This time, though, there’s no 20-minute wait before a replacement can come on [as in the Rugby Championship]; it’s kaput, end of the game, and it’s 54 minutes facing a stampeding wildebeest herd.
The All Blacks showed more guts than an Olympic superheavyweight weightlifter, but in the end, could not contain the bruising Boks and stumble to a devastating loss.
Unlike Barrett, whose red card was later deemed to be wrong by the judicial, and it was expunged from his record, Cane is likely to face a stint on the sidelines, but just imagine if the captain’s sending-off was deemed to be wrong.
The great whining Kiwi machine would quickly fire up, the noise would be deafening, and the crescendo would make the fallout from the 2007 RWC quarterfinal loss to France look like Cinderella’s happy ending.
The simple fact is that red cards can have too big an influence on the outcome of a game and invariably do.
Yes, the sentiment that World Rugby must take action to protect the head is necessary, but there are a disproportionate number of red cards in the game now.
In fairness, World Rugby have gone part way to addressing some of those issues with the introduction of the yellow card and assessment to upgrade to a red card, but the inconsistencies still appear to exist.
Is it time for rugby to rob the rugby league rule book once again?
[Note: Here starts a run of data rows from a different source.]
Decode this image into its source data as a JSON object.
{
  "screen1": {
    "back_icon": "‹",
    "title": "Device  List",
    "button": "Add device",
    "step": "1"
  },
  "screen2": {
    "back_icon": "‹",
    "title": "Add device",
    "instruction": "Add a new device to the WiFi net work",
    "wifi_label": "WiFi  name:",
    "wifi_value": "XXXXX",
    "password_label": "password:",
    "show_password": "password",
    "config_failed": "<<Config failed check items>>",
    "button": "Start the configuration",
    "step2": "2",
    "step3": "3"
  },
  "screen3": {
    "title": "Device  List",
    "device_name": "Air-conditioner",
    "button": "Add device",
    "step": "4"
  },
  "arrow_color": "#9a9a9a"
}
What is wrong with placing the tackler on the report, or a yellow card and on report?
Red cards and the rules around them are ruining rugby, and there are too many players and their teams being unfairly punished for marginal calls.
Unless for cases of serious, deliberate foul play, it is time for rugby to kick red cards to touch!
The issues surrounding the World Cup final, though, go a lot deeper than Cane’s red card.
There was the incorrect overruling of Aaron Smith’s try. TMO Tom Foley acted outside his authority when he alerted referee Wayne Barnes to a knock-on in the earlier lineout, which happened more than two phases [five] before Smith dived over.
That was just one of many instances when Foley, who appeared to want to be the star of the show, stuck his nose in, legally or not.
An even uglier aspect was the death threats targeted at Barnes and his family. It’s a game, get over it, and there’s no place for that disgusting behaviour.
My overall takeaway from the final, though, and it would have been the same if the All Blacks had won, is if that was to showcase the game of rugby, it was a disgrace.
What is obvious, though, is that World Rugby is killing the game with its own self-inflicted disease, and it’s looking terminal if a cure isn’t found soon.